Kamal El Khoury, Managing Director, MENAT Lending, Finastra
Action on Environmental, Social and Governance issues (ESG) has rapidly transformed from being a ‘good to have’ to a crucial part of a company’s strategy and its long-term success. Indeed, ESG has become a board-level agenda in the MENA region. Particularly in the Middle East, the adoption of ESG principles is essential to the region’s efforts to diversify economies, improve the state of the environment, and create more opportunities for future generations.
Banks play a pivotal role in pushing this agenda forward. Not only do they need to consider the ESG impact of their own organizations, but they also need to demonstrate a duty of care to customers, other stakeholders and society-at-large in ensuring the lending decisions they make are responsible and sustainable.
We’ve recently seen some great industry progress in the region. For example, Mashreq Bank recently pledged to increase its sustainable financing to $30 billion by 2030 and Tabreed launched a Green Financing Framework to fund projects aligned with the UAE’s commitment to carbon neutral. These developments will need to continue evolving as customers, employees, investors and other stakeholders increasingly expect companies, and the banks that support them, to demonstrate their commitment to ESG in everything they do. With stakeholders, including NGOs applying pressure on banks, it’s imperative they take a closer look at the make-up of their loan portfolios.
For banks, measuring the environmental and societal impact of the entirety of their lending is not straightforward. For example, lending for green assets such as solar panels and wind farms has soared in popularity. Projects that would have struggled to get finance 10 years ago can now secure loans with very favorable rates. In the MENA region, green and sustainability-linked bonds and loans reached an all-time high of $18.64 billion in 2021, compared with 4.5 billion in 2020. Most banks will already measure today how many green assets they have in their loan books.
The challenge is that this doesn’t represent the entirety of the total lending banks do. For example, having 10% of assets classed as ‘green’ could still mean having 70% of assets, whether projects or companies, that are working to improve their green credentials or not planning to change at all. DIFC recently announced that businesses may soon be required to comply with a minimum set of ESG standards for the nation to achieve net-zero emissions by 2050. To help businesses achieve these ESG goals, banks need to go beyond financing projects that are green already and support those companies and industries that are actively looking to improve.

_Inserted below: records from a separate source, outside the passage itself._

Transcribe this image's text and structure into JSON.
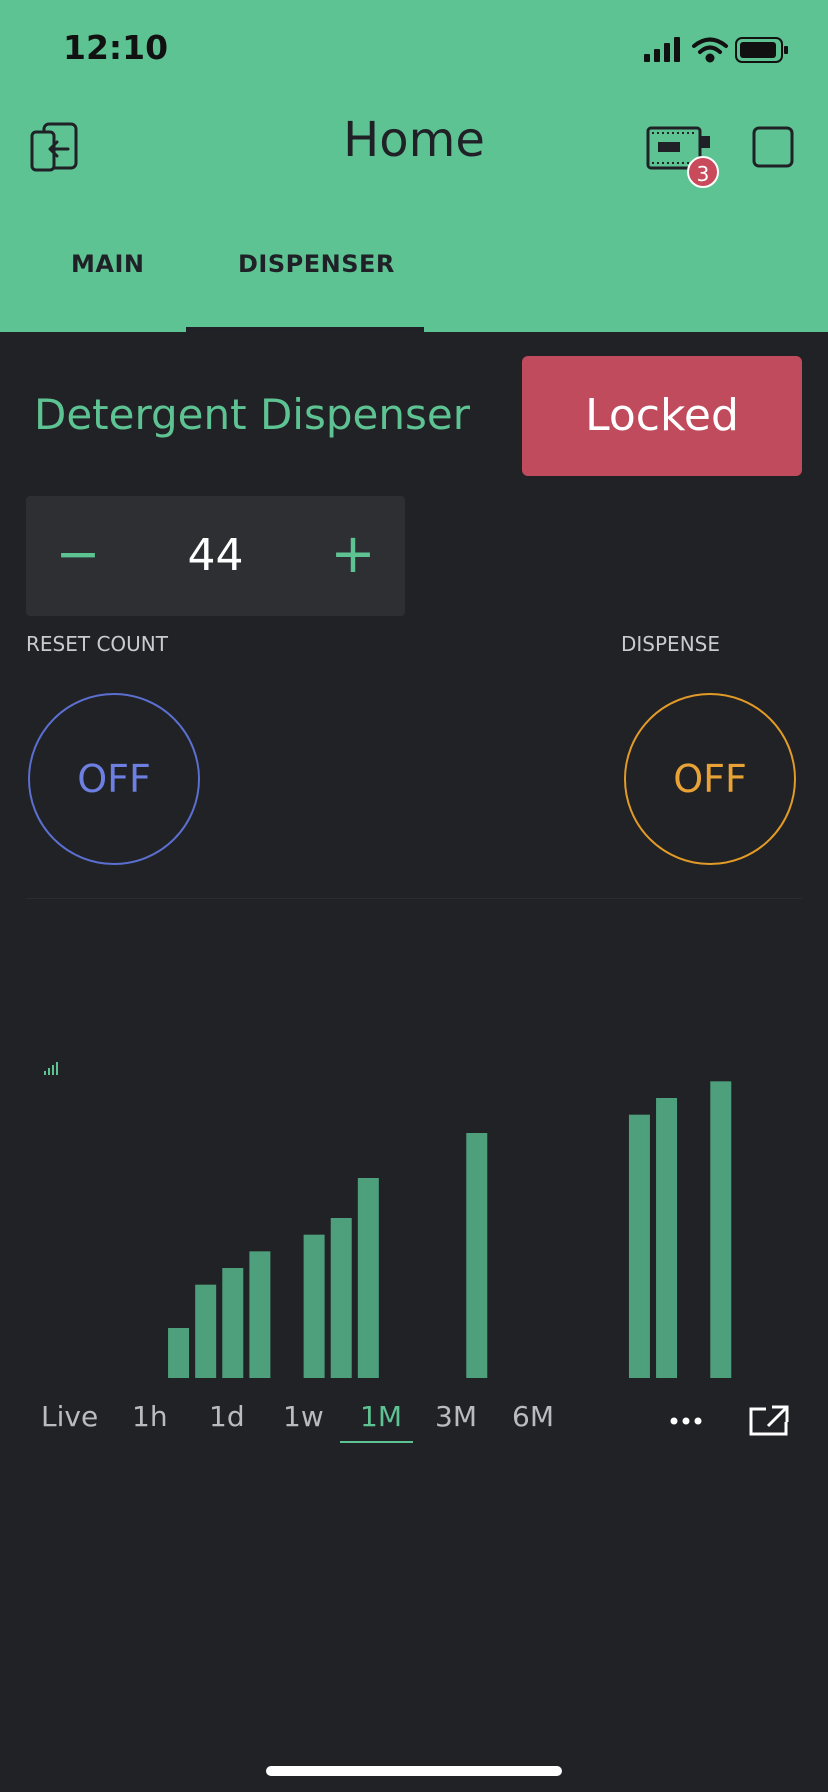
{
  "status_bar": {
    "time": "12:10"
  },
  "header": {
    "title": "Home",
    "devices_badge": "3",
    "tabs": [
      {
        "label": "MAIN",
        "active": false
      },
      {
        "label": "DISPENSER",
        "active": true
      }
    ]
  },
  "dispenser": {
    "title": "Detergent Dispenser",
    "lock_button": "Locked",
    "stepper": {
      "value": "44",
      "minus": "−",
      "plus": "+"
    },
    "reset_count": {
      "label": "RESET COUNT",
      "state": "OFF"
    },
    "dispense": {
      "label": "DISPENSE",
      "state": "OFF"
    }
  },
  "chart_data": {
    "type": "bar",
    "title": "",
    "xlabel": "",
    "ylabel": "",
    "x": [
      5,
      6,
      7,
      8,
      10,
      11,
      12,
      16,
      22,
      23,
      25
    ],
    "values": [
      3,
      5.6,
      6.6,
      7.6,
      8.6,
      9.6,
      12,
      14.7,
      15.8,
      16.8,
      17.8
    ],
    "xlim": [
      0,
      27
    ],
    "ylim": [
      0,
      18
    ],
    "grid": false,
    "bar_color": "#4e9f7b"
  },
  "range_tabs": [
    "Live",
    "1h",
    "1d",
    "1w",
    "1M",
    "3M",
    "6M"
  ],
  "range_active": "1M",
  "colors": {
    "accent": "#5ec393",
    "background": "#212226",
    "locked": "#c04b5c",
    "reset": "#5b6fd0",
    "dispense": "#e29b27"
  }
}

To help measure this, banks must aim to capture the rate of improvement over time. Not all companies are rated by a sustainability agency, so it can be difficult to quantify exactly where a company sits on the ESG scale. Being too flexible with definitions puts banks in danger of ‘greenwashing’, so taking a consistent and systematic approach in their assessments is crucial. Banks should assess tangible improvements companies are making now and in the near term. This insight is far more valuable than goals set 10-15 years from now.

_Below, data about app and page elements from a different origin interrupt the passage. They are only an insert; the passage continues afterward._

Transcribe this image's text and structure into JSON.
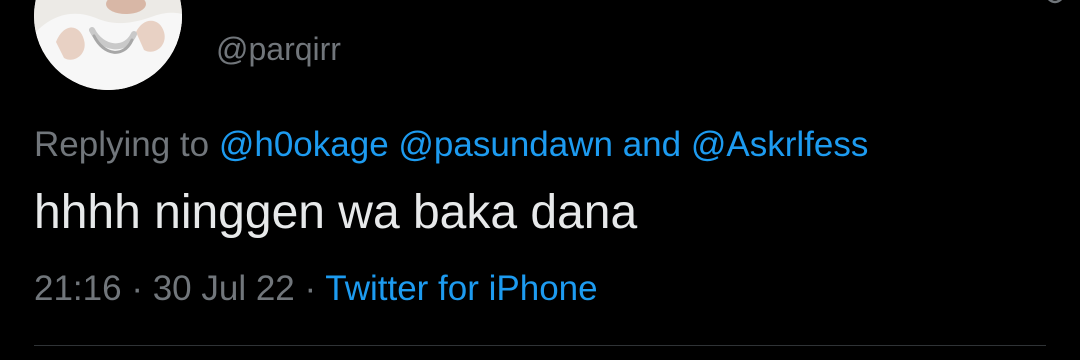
{
  "tweet": {
    "handle": "@parqirr",
    "reply": {
      "prefix": "Replying to",
      "mention_1": "@h0okage",
      "mention_2": "@pasundawn",
      "conjunction": "and",
      "mention_3": "@Askrlfess"
    },
    "text": "hhhh ninggen wa baka dana",
    "time": "21:16",
    "separator": "·",
    "date": "30 Jul 22",
    "source": "Twitter for iPhone"
  },
  "colors": {
    "background": "#000000",
    "text": "#E7E9EA",
    "secondary": "#71767B",
    "link": "#1D9BF0",
    "divider": "#2F3336"
  },
  "icons": {
    "avatar": "profile-photo",
    "corner": "more-options-icon"
  }
}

Another challenge is the risk of creating a shadow industry which doesn’t apply the same ESG principles. If banks avoid financing polluted assets and industries that still have 20+ years of life, there’s a risk of creating ‘stranded assets’. Rather than avoid them completely, regulators and governments will want banks to encourage businesses to clean up their act where possible.
For governments and regulators, the impact of issues such as climate change on economic stability is also a major concern. In response, they’re asking banks to assess how the risk of increased floods, drought and forest fires could impact all companies in their loan portfolios. Floods and forest fires may seem largely insignificant in the Middle East, but many banks in the region lend to global companies with subsidiaries right across the world – and it’s a real challenge to gather all relevant data and measure this risk. This should not delay action though. Banks need to start collecting and analyzing the data points that are available now and provide intelligence on where the risks lie. This is not possible without technology.

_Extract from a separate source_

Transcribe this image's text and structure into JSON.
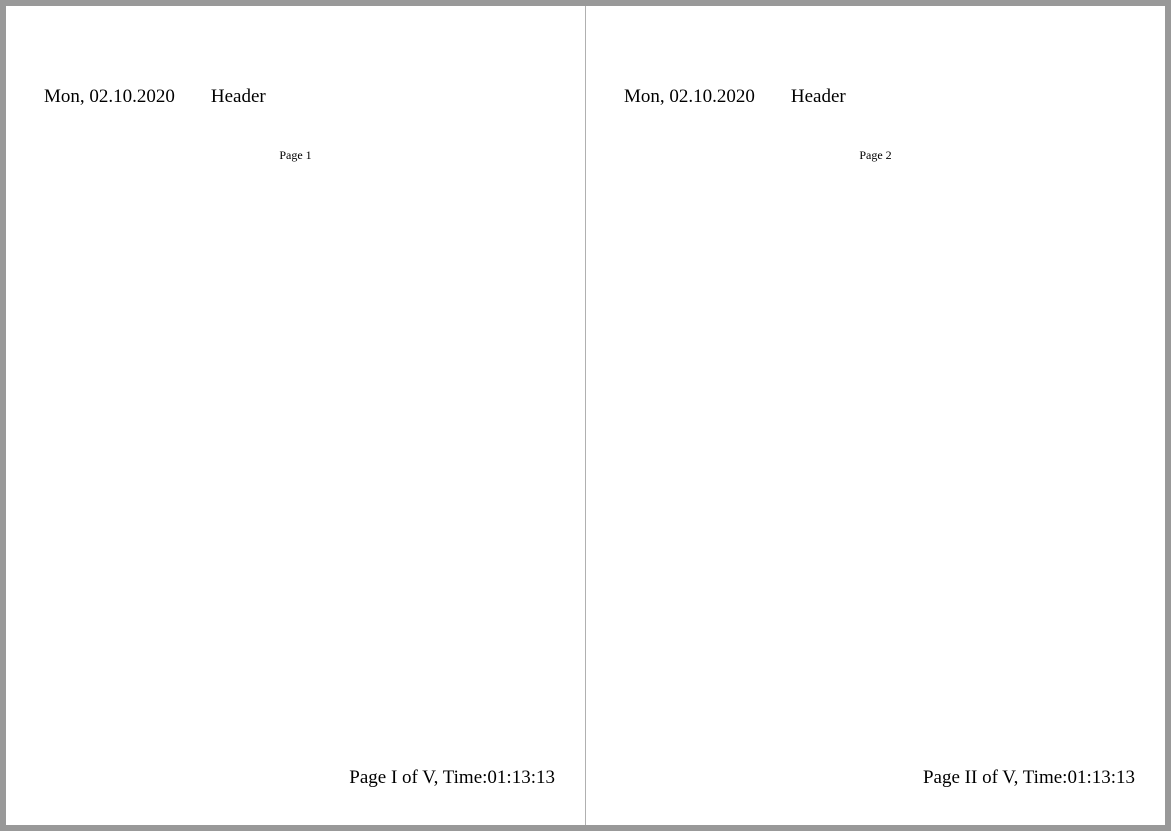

With technology, companies can demonstrate their compliance with rigorous ESG standards so that they can apply quality control marks that show purchasers their adherence to green, social and governance targets. Blockchain technology, for example, can be used to track a product’s lifecycle end-to-end. This can include the source of the raw materials, the transportation and production processes and carbon footprint all the way through to the point of sale.
Banks need solutions that capture and process the required information to measure and understand the percentage of assets in their lending portfolio that are green or ‘greening’. They can then embed intelligence into their lending process which helps them track the ESG performance of each company they lend to, and factor this into future loan pricing. The higher the proportion of green or ‘greening’ loans a bank offers, the more it could ultimately increase its bottom-line. A UAE study revealed that increasing the proportion of green loans in a bank’s overall loan portfolio lowers the non-performing loans (NPL) ratio.
According to PwC, developing the right structure and mechanisms for green finance could help the GCC region unleash a tremendous opportunity: $2 trillion in economic growth and more than 1 million jobs by 2030. Achieving this requires an open environment where everyone can come together and play their part in delivering against ESG goals for the good of all.